  • Have risk factors for a more severe infection such as heart, lung, or kidney disease, diabetes or a compromised immune system.
  • Work or live in a communal setting (e.g. a hospital, daycare, college dorm, or nursing home).

  • Most people who have COVID-19 infection are mildly ill and improve with supportive care like resting and drinking plenty of fluids. Mild symptoms include low-grade fever, cough, and congestion similar to what you might have with the common cold.
  • We recommend that you continue to isolate yourself while you have symptoms. You should stay home and should not go to work, spend time in public areas, or take public transportation, use a ride-sharing service or take a taxi.
  • You should try to stay in a separate room and use a separate bathroom from anyone else in your house if that is possible. Continue to wash your hands frequently, and cover your cough or sneeze.
  • We recommend people stay isolated for at least a week after the onset of their symptoms, or for three days after their fever is gone and symptoms have significantly-improved, whichever one of those is longer.

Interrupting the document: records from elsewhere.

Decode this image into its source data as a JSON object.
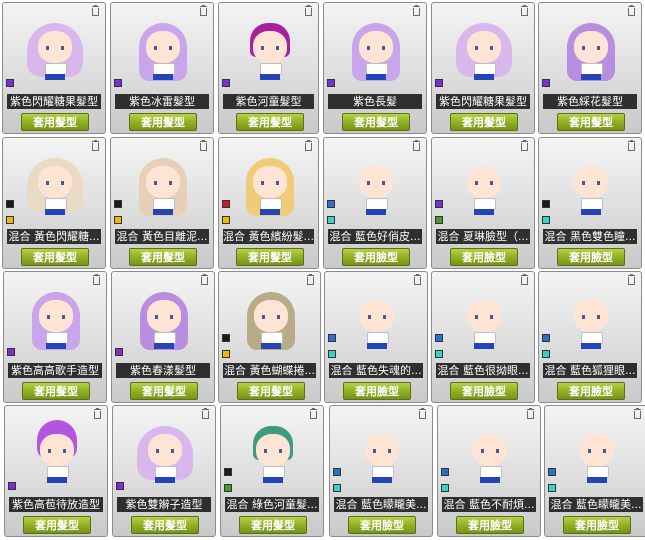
{
  "actions": {
    "apply_hair": "套用髮型",
    "apply_face": "套用臉型"
  },
  "colors": {
    "button_green": "#8fae22",
    "name_bar": "#2f2f2f",
    "purple": "#7a2fd0",
    "black": "#1a1a1a",
    "yellow": "#f2b800",
    "red": "#d01a1a",
    "green": "#4c9a2a",
    "blue": "#2870d0",
    "teal": "#3ccfc8"
  },
  "cards": [
    {
      "name": "紫色閃耀糖果髮型",
      "action": "套用髮型",
      "swatches": [
        "purple"
      ],
      "look": "lavender-twintails"
    },
    {
      "name": "紫色冰雷髮型",
      "action": "套用髮型",
      "swatches": [
        "purple"
      ],
      "look": "lavender-long"
    },
    {
      "name": "紫色河童髮型",
      "action": "套用髮型",
      "swatches": [
        "purple"
      ],
      "look": "magenta-bob"
    },
    {
      "name": "紫色長髮",
      "action": "套用髮型",
      "swatches": [
        "purple"
      ],
      "look": "lavender-long"
    },
    {
      "name": "紫色閃耀糖果髮型",
      "action": "套用髮型",
      "swatches": [
        "purple"
      ],
      "look": "lavender-twintails"
    },
    {
      "name": "紫色綵花髮型",
      "action": "套用髮型",
      "swatches": [
        "purple"
      ],
      "look": "lavender-wavy"
    },
    {
      "name": "混合 黃色閃耀糖...",
      "action": "套用髮型",
      "swatches": [
        "black",
        "yellow"
      ],
      "look": "cream-twintails"
    },
    {
      "name": "混合 黃色目離泥...",
      "action": "套用髮型",
      "swatches": [
        "black",
        "yellow"
      ],
      "look": "cream-long"
    },
    {
      "name": "混合 黃色繽紛髮...",
      "action": "套用髮型",
      "swatches": [
        "red",
        "yellow"
      ],
      "look": "blonde-wavy"
    },
    {
      "name": "混合 藍色好俏皮...",
      "action": "套用臉型",
      "swatches": [
        "blue",
        "teal"
      ],
      "look": "bald"
    },
    {
      "name": "混合 夏琳臉型（...",
      "action": "套用臉型",
      "swatches": [
        "purple",
        "green"
      ],
      "look": "bald"
    },
    {
      "name": "混合 黑色雙色瞳...",
      "action": "套用臉型",
      "swatches": [
        "black",
        "teal"
      ],
      "look": "bald"
    },
    {
      "name": "紫色高高歌手造型",
      "action": "套用髮型",
      "swatches": [
        "purple"
      ],
      "look": "lavender-long"
    },
    {
      "name": "紫色春漾髮型",
      "action": "套用髮型",
      "swatches": [
        "purple"
      ],
      "look": "lavender-wavy"
    },
    {
      "name": "混合 黃色蝴蝶捲...",
      "action": "套用髮型",
      "swatches": [
        "black",
        "yellow"
      ],
      "look": "khaki-ponytail"
    },
    {
      "name": "混合 藍色失魂的...",
      "action": "套用臉型",
      "swatches": [
        "blue",
        "teal"
      ],
      "look": "bald"
    },
    {
      "name": "混合 藍色很拗眼...",
      "action": "套用臉型",
      "swatches": [
        "blue",
        "teal"
      ],
      "look": "bald"
    },
    {
      "name": "混合 藍色狐狸眼...",
      "action": "套用臉型",
      "swatches": [
        "blue",
        "teal"
      ],
      "look": "bald"
    },
    {
      "name": "紫色高苞待放造型",
      "action": "套用髮型",
      "swatches": [
        "purple"
      ],
      "look": "magenta-bun"
    },
    {
      "name": "紫色雙辮子造型",
      "action": "套用髮型",
      "swatches": [
        "purple"
      ],
      "look": "lavender-twintails"
    },
    {
      "name": "混合 綠色河童髮...",
      "action": "套用髮型",
      "swatches": [
        "black",
        "green"
      ],
      "look": "green-bob"
    },
    {
      "name": "混合 藍色矇矓美...",
      "action": "套用臉型",
      "swatches": [
        "blue",
        "teal"
      ],
      "look": "bald"
    },
    {
      "name": "混合 藍色不耐煩...",
      "action": "套用臉型",
      "swatches": [
        "blue",
        "teal"
      ],
      "look": "bald"
    },
    {
      "name": "混合 藍色矇矓美...",
      "action": "套用臉型",
      "swatches": [
        "blue",
        "teal"
      ],
      "look": "bald"
    }
  ]
}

  • If you do develop worsening symptoms such as difficulty breathing, you should call ahead to your doctor's office. They can help direct you to either their office or an emergency department for further evaluation. If you need to go to the doctor or ER, you should wear a mask. If you do not have a mask at home, please request one when you arrive.
  • If you are experiencing difficulty breathing, call 911 or go to the closest emergency room. Be sure to let them know of your concern for COVID-19 (coronavirus).

If you are symptomatic, stay home, self-isolate and call the COVID information line at 404-71-COVID (404-712-6843) for guidance. If you are asymptomatic, you may continue to work and should self-monitor for symptoms.

The federal government has committed to making testing free. You will not be receiving a bill from Emory Healthcare for the test. If you’re diagnosed with COVID-19, additional services, including hospital admission (if applicable), will be covered according to your insurance plan details.

Emory is testing patients for COVID-19 according to the CDC and public health criteria. If you were referred to Emory to get tested, Emory’s COVID clinic team will call you with test results 5-7 business days after your test. Please do not call in to inquire about your results; only the COVID clinic team has the information to give you and they will call you as soon as they can to deliver your test results. 

Yes, if your provider advises you to self-isolate based on CDC guidelines, you may request a note.

See the following links at the CDC for further info on self-isolation guidance:

Screening and Testing

 

Emory Healthcare Network collaborates with Peachtree Immediate Care and MinuteClinic of CVS Health for urgent and walk-in care. Detailed information about their COVID-19 evaluations and screenings locations can be found on their web sites at: 

Additional Resources

 

For Employees

 

All Emory Healthcare employees should refer to our intranet site and their email for current updates.